I’ve never talked with ‘D’ at any length about his early online experiences. I do get the impression that some of the more difficult or annoying things which we now routinely associate with online discussions were already present in those earliest iterations of the Web, for instance the tendency for people to feel overly-emboldened by the inherent disembodiment of the online social experience, along with the concomitant likelihood that any small disagreement might escalate into an aggressive argument. Then there’s the fact that the military and intelligence communities had their fingers in the online pie from the start, which is interesting in light of the recent Snowden Affair: we are shocked, SHOCKED by the idea that our intelligence agencies might be observing our online activity, without ever giving much thought to the fact that the Internet exists precisely because the military and intelligence communities were highly instrumental in helping to invent it.

But I digress.

So, my old friend ‘D’ has been a computer geek since before anybody ever heard of such a thing, and he still keeps his ear to the ground vis-a-vis all things computerized, even though he’s retired and living in the woods near our ancestral stomping grounds in the foothills of North Carolina. And, seeing as I have been taking several of my classes online as I pursue my degree in computer programming, he was interested to hear my take on the growing trend in online college courses.

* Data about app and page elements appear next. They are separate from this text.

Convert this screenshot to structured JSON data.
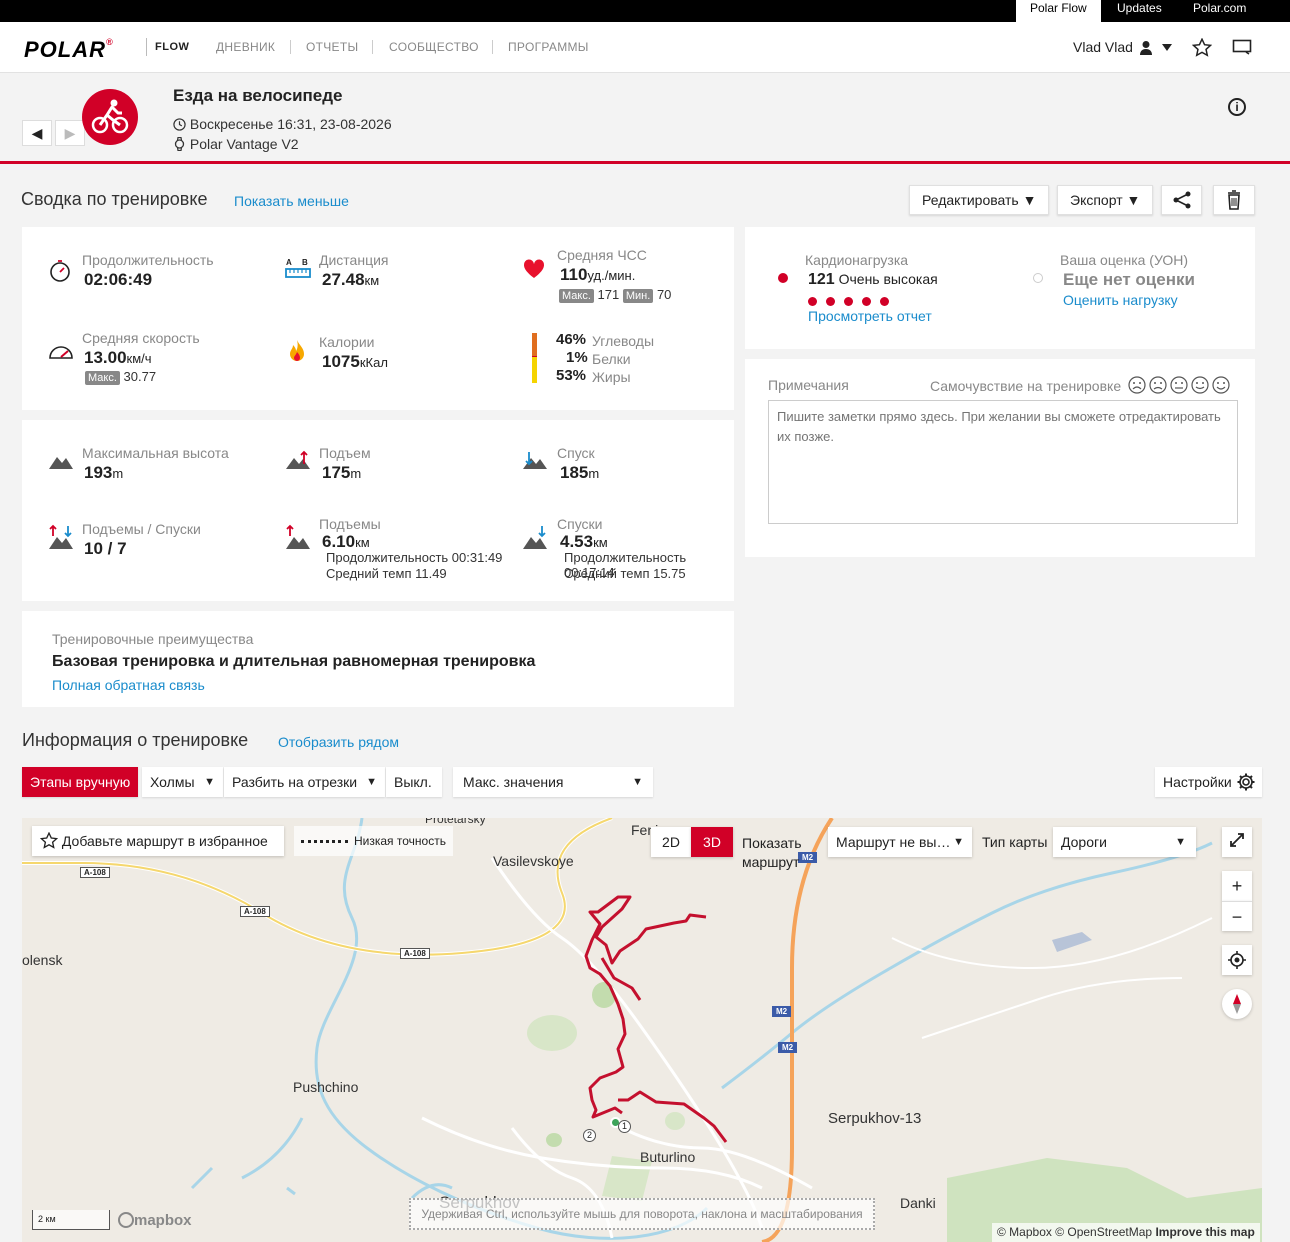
{
  "topbar": {
    "links": [
      "Polar Flow",
      "Updates",
      "Polar.com"
    ]
  },
  "nav": {
    "logo": "POLAR",
    "logo_mark": "®",
    "flow": "FLOW",
    "items": [
      "ДНЕВНИК",
      "ОТЧЕТЫ",
      "СООБЩЕСТВО",
      "ПРОГРАММЫ"
    ],
    "user": "Vlad Vlad"
  },
  "header": {
    "title": "Езда на велосипеде",
    "datetime": "Воскресенье 16:31, 23-08-2026",
    "device": "Polar Vantage V2"
  },
  "summary": {
    "title": "Сводка по тренировке",
    "show_less": "Показать меньше",
    "edit": "Редактировать",
    "export": "Экспорт"
  },
  "stats1": {
    "duration": {
      "label": "Продолжительность",
      "value": "02:06:49"
    },
    "distance": {
      "label": "Дистанция",
      "value": "27.48",
      "unit": "км"
    },
    "hr": {
      "label": "Средняя ЧСС",
      "value": "110",
      "unit": "уд./мин.",
      "max_label": "Макс.",
      "max": "171",
      "min_label": "Мин.",
      "min": "70"
    },
    "speed": {
      "label": "Средняя скорость",
      "value": "13.00",
      "unit": "км/ч",
      "max_label": "Макс.",
      "max": "30.77"
    },
    "calories": {
      "label": "Калории",
      "value": "1075",
      "unit": "кКал"
    },
    "carbs": {
      "value": "46%",
      "label": "Углеводы"
    },
    "protein": {
      "value": "1%",
      "label": "Белки"
    },
    "fat": {
      "value": "53%",
      "label": "Жиры"
    }
  },
  "stats2": {
    "max_alt": {
      "label": "Максимальная высота",
      "value": "193",
      "unit": "m"
    },
    "ascent": {
      "label": "Подъем",
      "value": "175",
      "unit": "m"
    },
    "descent": {
      "label": "Спуск",
      "value": "185",
      "unit": "m"
    },
    "updown": {
      "label": "Подъемы / Спуски",
      "value": "10 / 7"
    },
    "ups": {
      "label": "Подъемы",
      "value": "6.10",
      "unit": "км",
      "dur": "Продолжительность 00:31:49",
      "pace": "Средний темп 11.49"
    },
    "downs": {
      "label": "Спуски",
      "value": "4.53",
      "unit": "км",
      "dur": "Продолжительность 00:17:14",
      "pace": "Средний темп 15.75"
    }
  },
  "benefit": {
    "label": "Тренировочные преимущества",
    "text": "Базовая тренировка и длительная равномерная тренировка",
    "link": "Полная обратная связь"
  },
  "cardio": {
    "label": "Кардионагрузка",
    "value": "121",
    "desc": "Очень высокая",
    "dots": 5,
    "link": "Просмотреть отчет"
  },
  "rpe": {
    "label": "Ваша оценка (УОН)",
    "value": "Еще нет оценки",
    "link": "Оценить нагрузку"
  },
  "notes": {
    "label": "Примечания",
    "feel_label": "Самочувствие на тренировке",
    "placeholder": "Пишите заметки прямо здесь. При желании вы сможете отредактировать их позже."
  },
  "info": {
    "title": "Информация о тренировке",
    "side_link": "Отобразить рядом"
  },
  "tabs": {
    "laps": "Этапы вручную",
    "hills": "Холмы",
    "split": "Разбить на отрезки",
    "off": "Выкл.",
    "max": "Макс. значения",
    "settings": "Настройки"
  },
  "map": {
    "fav": "Добавьте маршрут в избранное",
    "precision": "Низкая точность",
    "d2": "2D",
    "d3": "3D",
    "show_route_1": "Показать",
    "show_route_2": "маршрут",
    "route_select": "Маршрут не вы…",
    "map_type_label": "Тип карты",
    "map_type": "Дороги",
    "zoom_in": "+",
    "zoom_out": "−",
    "places": [
      "Protetarsky",
      "Feni",
      "Vasilevskoye",
      "olensk",
      "Pushchino",
      "Serpukhov-13",
      "Buturlino",
      "Serpukhov",
      "Danki"
    ],
    "roads": [
      "A-108",
      "A-108",
      "A-108",
      "M2",
      "M2",
      "M2"
    ],
    "markers": [
      "1",
      "2"
    ],
    "hint": "Удерживая Ctrl, используйте мышь для поворота, наклона и масштабирования",
    "scale": "2 км",
    "mapbox": "mapbox",
    "attribution": "© Mapbox © OpenStreetMap",
    "improve": "Improve this map"
  }
}
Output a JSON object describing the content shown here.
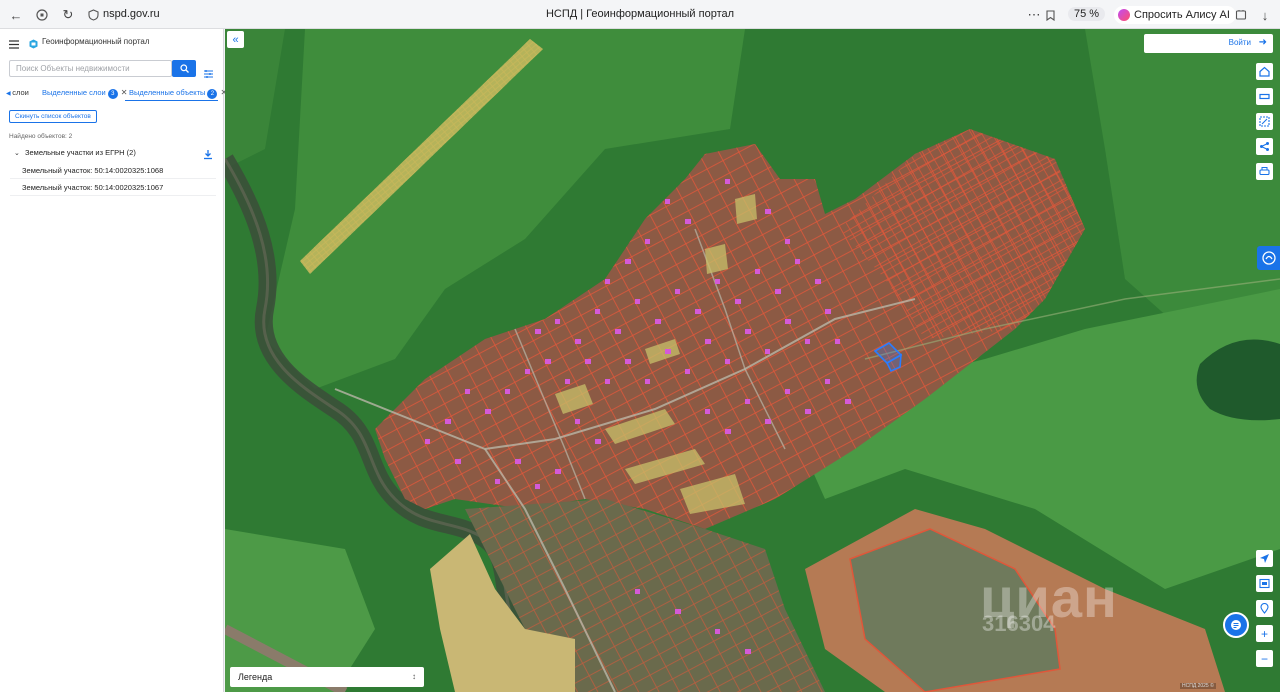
{
  "browser": {
    "url": "nspd.gov.ru",
    "tab_title": "НСПД | Геоинформационный портал",
    "zoom": "75 %",
    "alice_label": "Спросить Алису AI"
  },
  "sidebar": {
    "portal_title": "Геоинформационный портал",
    "search_placeholder": "Поиск Объекты недвижимости",
    "tabs": [
      {
        "label": "слои"
      },
      {
        "label": "Выделенные слои",
        "count": "3"
      },
      {
        "label": "Выделенные объекты",
        "count": "2"
      }
    ],
    "reset_label": "Скинуть список объектов",
    "found_text": "Найдено объектов: 2",
    "group_label": "Земельные участки из ЕГРН (2)",
    "parcels": [
      "Земельный участок: 50:14:0020325:1068",
      "Земельный участок: 50:14:0020325:1067"
    ]
  },
  "map": {
    "login_label": "Войти",
    "legend_label": "Легенда",
    "watermark_text": "циан",
    "watermark_id": "316304",
    "copyright": "НСПД 2025 ©",
    "colors": {
      "forest": "#2f7a33",
      "field": "#4d9a47",
      "village": "#8c5a44",
      "parcel_line": "#e0573a",
      "building": "#d45ad8",
      "selected": "#2a7dff",
      "accent": "#1a73e8"
    }
  }
}
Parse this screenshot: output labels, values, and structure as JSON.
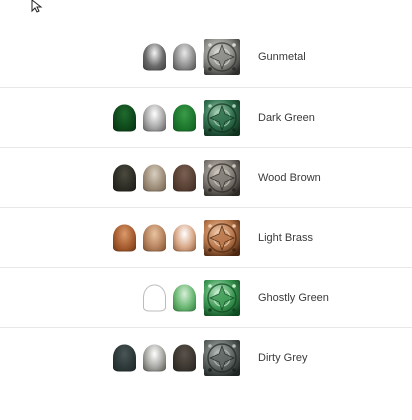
{
  "paints": [
    {
      "name": "Gunmetal",
      "pots": [
        {
          "type": "filled",
          "colors": [
            "#f4f4f4",
            "#6a6a6a",
            "#3c3c3c"
          ]
        },
        {
          "type": "filled",
          "colors": [
            "#e8e8e8",
            "#8f8f8f",
            "#4a4a4a"
          ]
        },
        {
          "type": "filled",
          "colors": [
            "#ffffff",
            "#d9d9d9",
            "#a8a8a8"
          ]
        }
      ],
      "swatch": {
        "base": "#8a8a86",
        "light": "#d8d8d4",
        "dark": "#2e2e2c"
      }
    },
    {
      "name": "Dark Green",
      "pots": [
        {
          "type": "filled",
          "colors": [
            "#1f6b2e",
            "#0f4a1c",
            "#06300f"
          ]
        },
        {
          "type": "filled",
          "colors": [
            "#ffffff",
            "#a8a8a8",
            "#5a5a5a"
          ]
        },
        {
          "type": "filled",
          "colors": [
            "#3b9a4a",
            "#1e7a2e",
            "#0f5c1f"
          ]
        },
        {
          "type": "filled",
          "colors": [
            "#6ad07a",
            "#3cba4e",
            "#2a9a3a"
          ]
        }
      ],
      "swatch": {
        "base": "#2f6f4d",
        "light": "#a9d3b8",
        "dark": "#10301e"
      }
    },
    {
      "name": "Wood Brown",
      "pots": [
        {
          "type": "filled",
          "colors": [
            "#4a4a40",
            "#2e2e26",
            "#1c1c16"
          ]
        },
        {
          "type": "filled",
          "colors": [
            "#d8cfc0",
            "#a0907c",
            "#6e5e4c"
          ]
        },
        {
          "type": "filled",
          "colors": [
            "#7a6052",
            "#5a4236",
            "#3e2a20"
          ]
        },
        {
          "type": "filled",
          "colors": [
            "#b09a84",
            "#8c7560",
            "#6a5644"
          ]
        }
      ],
      "swatch": {
        "base": "#7f7a74",
        "light": "#cfc8c0",
        "dark": "#2c2824"
      }
    },
    {
      "name": "Light Brass",
      "pots": [
        {
          "type": "filled",
          "colors": [
            "#d99a6c",
            "#a85e30",
            "#6e3614"
          ]
        },
        {
          "type": "filled",
          "colors": [
            "#e8c4a0",
            "#b88460",
            "#7a4e2c"
          ]
        },
        {
          "type": "filled",
          "colors": [
            "#ffffff",
            "#d8a888",
            "#8a5a3a"
          ]
        },
        {
          "type": "filled",
          "colors": [
            "#ffffff",
            "#d6d6d6",
            "#9a9a9a"
          ]
        }
      ],
      "swatch": {
        "base": "#b8764a",
        "light": "#f0c8a8",
        "dark": "#4a2610"
      }
    },
    {
      "name": "Ghostly Green",
      "pots": [
        {
          "type": "outline",
          "colors": [
            "#ffffff",
            "#ffffff",
            "#ffffff"
          ]
        },
        {
          "type": "filled",
          "colors": [
            "#d8efd8",
            "#6cb874",
            "#2e7a3a"
          ]
        },
        {
          "type": "outline",
          "colors": [
            "#ffffff",
            "#ffffff",
            "#ffffff"
          ]
        }
      ],
      "swatch": {
        "base": "#3e9a56",
        "light": "#c8f0d0",
        "dark": "#0e4a20"
      }
    },
    {
      "name": "Dirty Grey",
      "pots": [
        {
          "type": "filled",
          "colors": [
            "#4a5656",
            "#2e3a3a",
            "#1c2626"
          ]
        },
        {
          "type": "filled",
          "colors": [
            "#ffffff",
            "#a6a6a2",
            "#54544e"
          ]
        },
        {
          "type": "filled",
          "colors": [
            "#5a524a",
            "#3e3832",
            "#26221e"
          ]
        },
        {
          "type": "filled",
          "colors": [
            "#8e847a",
            "#6e665c",
            "#4e4840"
          ]
        }
      ],
      "swatch": {
        "base": "#5e6462",
        "light": "#b4bab8",
        "dark": "#1e2422"
      }
    }
  ]
}
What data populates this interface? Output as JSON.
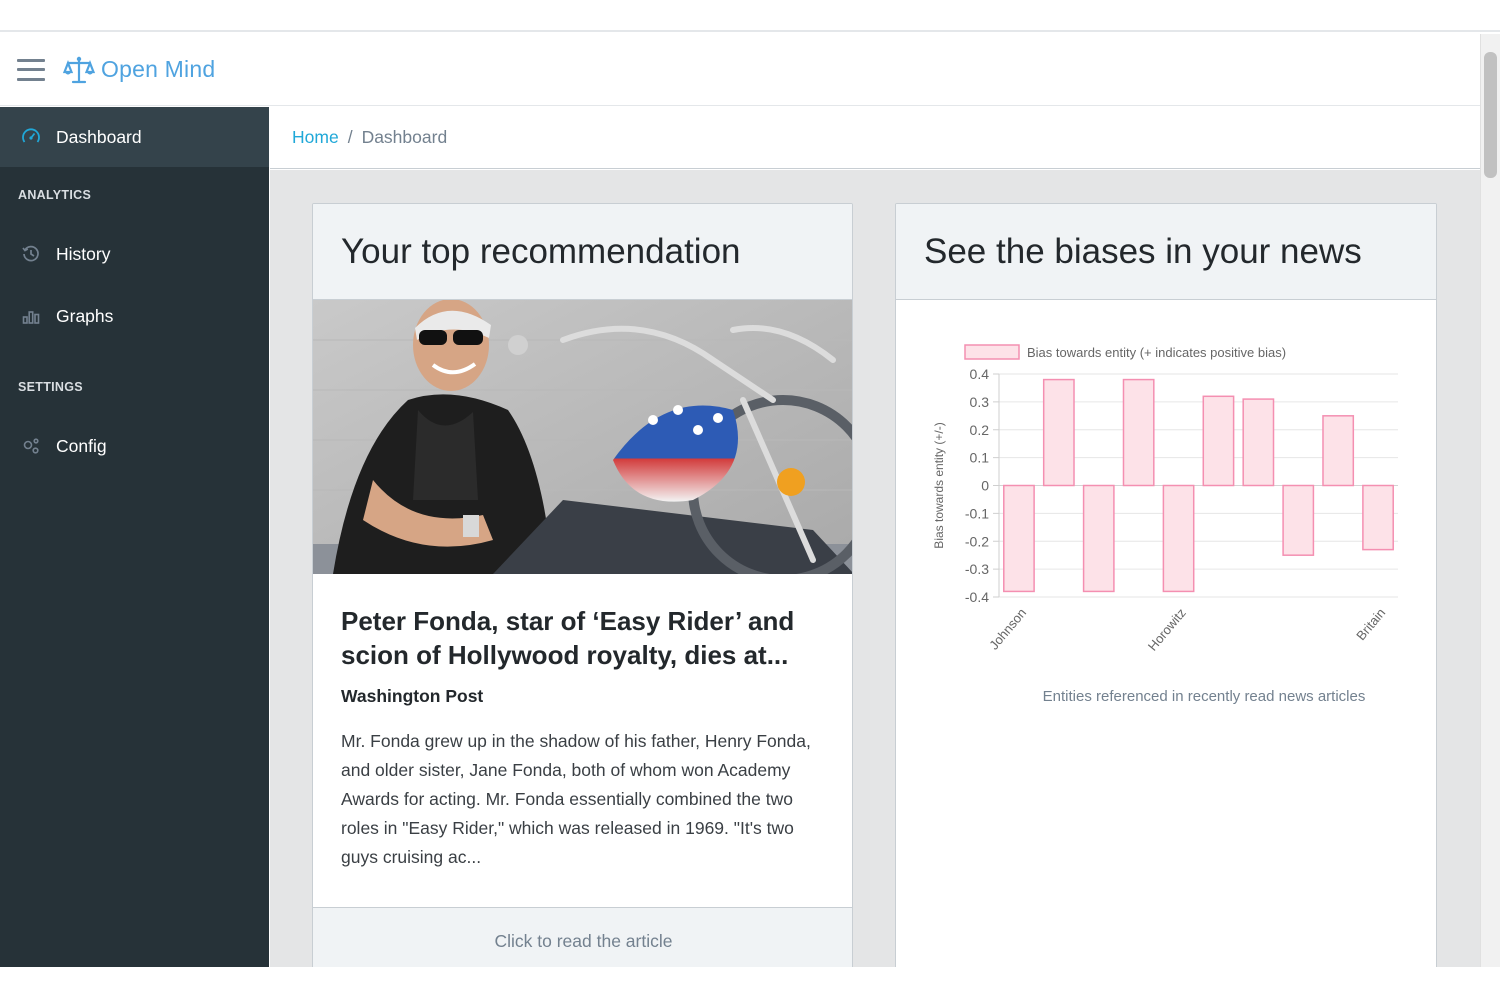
{
  "app": {
    "name": "Open Mind",
    "logo_icon": "scales-icon",
    "accent_color": "#4fa3e0"
  },
  "sidebar": {
    "active_item": {
      "label": "Dashboard",
      "icon": "speedometer-icon"
    },
    "sections": [
      {
        "title": "ANALYTICS",
        "items": [
          {
            "label": "History",
            "icon": "history-icon"
          },
          {
            "label": "Graphs",
            "icon": "bar-chart-icon"
          }
        ]
      },
      {
        "title": "SETTINGS",
        "items": [
          {
            "label": "Config",
            "icon": "gears-icon"
          }
        ]
      }
    ]
  },
  "breadcrumb": {
    "home": "Home",
    "separator": "/",
    "current": "Dashboard"
  },
  "recommendation": {
    "header": "Your top recommendation",
    "title": "Peter Fonda, star of ‘Easy Rider’ and scion of Hollywood royalty, dies at...",
    "source": "Washington Post",
    "excerpt": "Mr. Fonda grew up in the shadow of his father, Henry Fonda, and older sister, Jane Fonda, both of whom won Academy Awards for acting. Mr. Fonda essentially combined the two roles in \"Easy Rider,\" which was released in 1969. \"It's two guys cruising ac...",
    "footer_link": "Click to read the article"
  },
  "bias_card": {
    "header": "See the biases in your news",
    "caption": "Entities referenced in recently read news articles"
  },
  "chart_data": {
    "type": "bar",
    "legend": "Bias towards entity (+ indicates positive bias)",
    "legend_position": "top",
    "ylabel": "Bias towards entity (+/-)",
    "xlabel": "Entities referenced in recently read news articles",
    "ylim": [
      -0.4,
      0.4
    ],
    "yticks": [
      0.4,
      0.3,
      0.2,
      0.1,
      0,
      -0.1,
      -0.2,
      -0.3,
      -0.4
    ],
    "grid": true,
    "categories": [
      "Johnson",
      "",
      "",
      "",
      "Horowitz",
      "",
      "",
      "",
      "",
      "Britain"
    ],
    "values": [
      -0.38,
      0.38,
      -0.38,
      0.38,
      -0.38,
      0.32,
      0.31,
      -0.25,
      0.25,
      -0.23
    ],
    "bar_fill": "#fde2e8",
    "bar_stroke": "#f48fb1"
  }
}
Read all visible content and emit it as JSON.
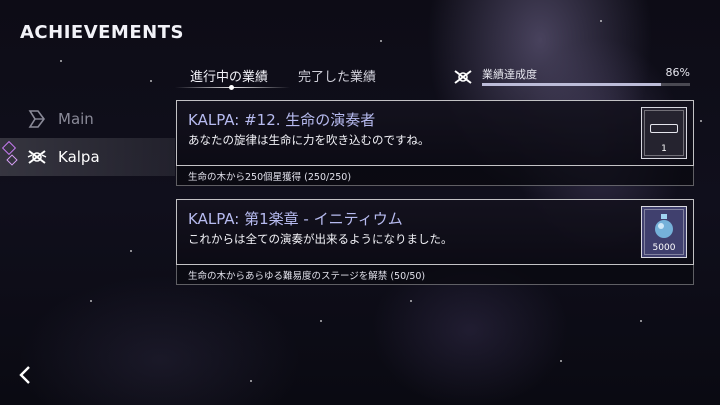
{
  "screen": {
    "title": "ACHIEVEMENTS"
  },
  "sidebar": {
    "items": [
      {
        "label": "Main",
        "icon": "main-icon",
        "selected": false
      },
      {
        "label": "Kalpa",
        "icon": "kalpa-icon",
        "selected": true
      }
    ]
  },
  "tabs": [
    {
      "label": "進行中の業績",
      "active": true
    },
    {
      "label": "完了した業績",
      "active": false
    }
  ],
  "progress": {
    "label": "業績達成度",
    "value_text": "86%",
    "percent": 86
  },
  "achievements": [
    {
      "title": "KALPA: #12. 生命の演奏者",
      "description": "あなたの旋律は生命に力を吹き込むのですね。",
      "condition": "生命の木から250個星獲得 (250/250)",
      "reward_icon": "nameplate-icon",
      "reward_value": "1"
    },
    {
      "title": "KALPA: 第1楽章 - イニティウム",
      "description": "これからは全ての演奏が出来るようになりました。",
      "condition": "生命の木からあらゆる難易度のステージを解禁 (50/50)",
      "reward_icon": "potion-icon",
      "reward_value": "5000"
    }
  ],
  "colors": {
    "accent": "#b7bbf0",
    "gem": "#c57af0",
    "progress_fill": "#bcbcd8"
  }
}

To which I reply: compared to what? This whole college thing is very new to me, and I am reluctant to expound upon things about which I am so naive. I’ve had some online classes, I’ve had some classroom classes. There’s good and bad with both.

But I will say a few things:

1. It’s a lot easier to get to know people in person, in the flesh, in the same physical space. We are physical animals, and most of our social cues and signals are not linguistic at all. Using only the internet for all relevant, school-related communication, as I have done for entire semesters, is like trying to force a waterfall through a straw: spills are bound to happen.

2. Schools still seem to be figuring out just how much actual work these online courses require from instructors. My online instructors have generally seemed overworked and harried, whether due to juggling other classes or other jobs entirely. Of course, “overworked and harried” describes most adults I know, not just the teachers…

3. Online classes are generally considered a real test of one’s self-motivation and self-discipline. After all, it’s just you, your laptop, your textbooks and the instructors’ hasty notes and emails. But then, if you’re doing it right, any rigorous study regimen is going to be a whole lot of you, alone in a room, working like someone who is terribly afraid of idle time.

4. I don’t mean to sound ungrateful, but I’ll be driving to and from Gwinnett Tech this semester, one hour each way, three days a week, on top of a full-time managerial job in Athens and a very young son who I adore and want to enjoy while he’s still such a tiny, funny little man. All those hours I’ll spend driving this fall could be spent studying, or sleeping, or playing with my son. Online classes make this sort of adulthood-intrinsic scheduling a bit easier.

There’s one question that many college kids are not accustomed to asking themselves, much less answering honestly: why are you in school at all, and what do you aim to gain by being there? How one answers that question will certainly offer strong indicators as to how one might handle online learning.

If your primary intent as a student is to learn, then you’re going to have to study. A lot. And that involves thousands of hours of careful reading and reams of homework. The majority of my learning takes place in solitude, with my laptop and a stack of books in front of me.

But the other reason for attending school is to make connections, with instructors and with fellow students. That’s how you find jobs. It’s all about connections. It’s all about the impression you make as a person. Or that’s what I’ve always heard.

Ultimately, it’s a lot easier to make honest connections and good impressions in person than online.

I expect that future college students will become accustomed to a combination of both.